[Website and app data records]
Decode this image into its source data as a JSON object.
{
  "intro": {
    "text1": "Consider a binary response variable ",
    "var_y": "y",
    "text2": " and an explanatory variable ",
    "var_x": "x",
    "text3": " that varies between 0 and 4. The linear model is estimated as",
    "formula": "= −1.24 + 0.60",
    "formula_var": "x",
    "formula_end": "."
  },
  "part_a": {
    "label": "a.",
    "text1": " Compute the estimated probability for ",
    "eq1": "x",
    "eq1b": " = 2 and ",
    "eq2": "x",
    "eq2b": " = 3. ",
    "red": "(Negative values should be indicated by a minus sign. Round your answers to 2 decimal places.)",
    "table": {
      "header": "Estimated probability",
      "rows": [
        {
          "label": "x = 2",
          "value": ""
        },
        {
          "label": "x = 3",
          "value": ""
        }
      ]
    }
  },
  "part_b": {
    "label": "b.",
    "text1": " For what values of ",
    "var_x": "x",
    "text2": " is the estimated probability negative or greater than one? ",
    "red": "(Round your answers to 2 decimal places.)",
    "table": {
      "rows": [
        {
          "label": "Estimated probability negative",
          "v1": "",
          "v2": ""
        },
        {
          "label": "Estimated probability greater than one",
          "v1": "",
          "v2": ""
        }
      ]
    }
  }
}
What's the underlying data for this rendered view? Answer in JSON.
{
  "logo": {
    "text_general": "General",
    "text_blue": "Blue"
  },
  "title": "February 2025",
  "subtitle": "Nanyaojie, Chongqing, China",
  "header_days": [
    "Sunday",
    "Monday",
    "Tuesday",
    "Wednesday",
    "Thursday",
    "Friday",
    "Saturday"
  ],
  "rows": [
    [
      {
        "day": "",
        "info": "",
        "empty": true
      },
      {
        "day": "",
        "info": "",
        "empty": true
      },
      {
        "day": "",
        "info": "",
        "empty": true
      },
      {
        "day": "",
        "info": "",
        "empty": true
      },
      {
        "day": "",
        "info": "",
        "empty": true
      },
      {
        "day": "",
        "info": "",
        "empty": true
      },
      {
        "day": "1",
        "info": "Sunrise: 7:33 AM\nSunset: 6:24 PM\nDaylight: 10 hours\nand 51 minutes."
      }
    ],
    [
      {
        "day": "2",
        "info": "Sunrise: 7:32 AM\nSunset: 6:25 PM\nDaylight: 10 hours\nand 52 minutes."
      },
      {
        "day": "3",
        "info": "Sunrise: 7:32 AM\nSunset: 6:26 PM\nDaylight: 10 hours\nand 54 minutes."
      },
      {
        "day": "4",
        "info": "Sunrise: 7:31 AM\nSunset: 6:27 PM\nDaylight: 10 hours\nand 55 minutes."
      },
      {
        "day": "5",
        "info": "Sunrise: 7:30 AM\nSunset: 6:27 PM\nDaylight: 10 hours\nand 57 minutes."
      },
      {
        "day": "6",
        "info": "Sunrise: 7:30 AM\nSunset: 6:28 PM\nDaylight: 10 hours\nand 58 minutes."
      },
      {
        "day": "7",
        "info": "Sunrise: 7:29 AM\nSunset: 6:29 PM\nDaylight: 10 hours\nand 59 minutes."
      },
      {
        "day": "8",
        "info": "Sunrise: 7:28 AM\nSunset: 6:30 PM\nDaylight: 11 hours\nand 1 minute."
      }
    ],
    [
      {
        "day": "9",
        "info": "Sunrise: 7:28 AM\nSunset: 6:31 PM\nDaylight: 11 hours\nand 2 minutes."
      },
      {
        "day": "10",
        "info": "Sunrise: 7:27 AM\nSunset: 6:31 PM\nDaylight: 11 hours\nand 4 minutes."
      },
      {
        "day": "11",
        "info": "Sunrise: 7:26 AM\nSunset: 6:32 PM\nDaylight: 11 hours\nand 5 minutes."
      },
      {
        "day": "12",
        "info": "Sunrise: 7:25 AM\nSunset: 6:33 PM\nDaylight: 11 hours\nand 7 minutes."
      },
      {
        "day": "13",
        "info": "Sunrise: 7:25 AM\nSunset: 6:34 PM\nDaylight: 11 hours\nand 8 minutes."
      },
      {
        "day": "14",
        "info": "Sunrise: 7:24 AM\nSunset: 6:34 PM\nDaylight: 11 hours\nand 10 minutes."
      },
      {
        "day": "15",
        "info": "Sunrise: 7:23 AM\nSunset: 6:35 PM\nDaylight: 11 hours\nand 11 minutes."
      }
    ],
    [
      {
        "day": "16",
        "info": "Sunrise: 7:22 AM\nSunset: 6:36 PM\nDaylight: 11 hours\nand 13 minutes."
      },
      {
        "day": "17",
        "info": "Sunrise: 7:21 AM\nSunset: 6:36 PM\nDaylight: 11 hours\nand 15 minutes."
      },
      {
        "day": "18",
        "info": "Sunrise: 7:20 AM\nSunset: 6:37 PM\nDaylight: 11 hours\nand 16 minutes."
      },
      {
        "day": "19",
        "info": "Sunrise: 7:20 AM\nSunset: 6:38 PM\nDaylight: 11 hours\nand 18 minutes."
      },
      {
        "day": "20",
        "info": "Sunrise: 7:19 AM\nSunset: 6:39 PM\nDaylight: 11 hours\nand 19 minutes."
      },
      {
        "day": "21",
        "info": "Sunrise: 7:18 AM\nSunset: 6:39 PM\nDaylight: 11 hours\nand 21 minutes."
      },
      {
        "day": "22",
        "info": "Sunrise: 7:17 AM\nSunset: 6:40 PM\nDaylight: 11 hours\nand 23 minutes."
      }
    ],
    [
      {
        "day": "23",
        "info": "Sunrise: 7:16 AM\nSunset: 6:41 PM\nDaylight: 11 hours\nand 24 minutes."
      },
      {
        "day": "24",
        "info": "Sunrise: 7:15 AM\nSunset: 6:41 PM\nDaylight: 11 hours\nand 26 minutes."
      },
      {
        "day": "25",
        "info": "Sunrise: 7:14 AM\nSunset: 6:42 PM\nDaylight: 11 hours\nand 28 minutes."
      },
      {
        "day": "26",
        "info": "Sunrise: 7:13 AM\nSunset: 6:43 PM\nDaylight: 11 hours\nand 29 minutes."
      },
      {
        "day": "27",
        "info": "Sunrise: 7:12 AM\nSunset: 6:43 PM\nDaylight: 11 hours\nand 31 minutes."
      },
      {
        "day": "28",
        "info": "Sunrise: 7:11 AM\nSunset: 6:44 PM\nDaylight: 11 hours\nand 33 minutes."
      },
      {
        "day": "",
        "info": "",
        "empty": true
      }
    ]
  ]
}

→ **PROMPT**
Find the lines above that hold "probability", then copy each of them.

→ **TASK SOLUTION**
    "text1": " Compute the estimated probability for ",
      "header": "Estimated probability",
    "text2": " is the estimated probability negative or greater than one? ",
          "label": "Estimated probability negative",
          "label": "Estimated probability greater than one",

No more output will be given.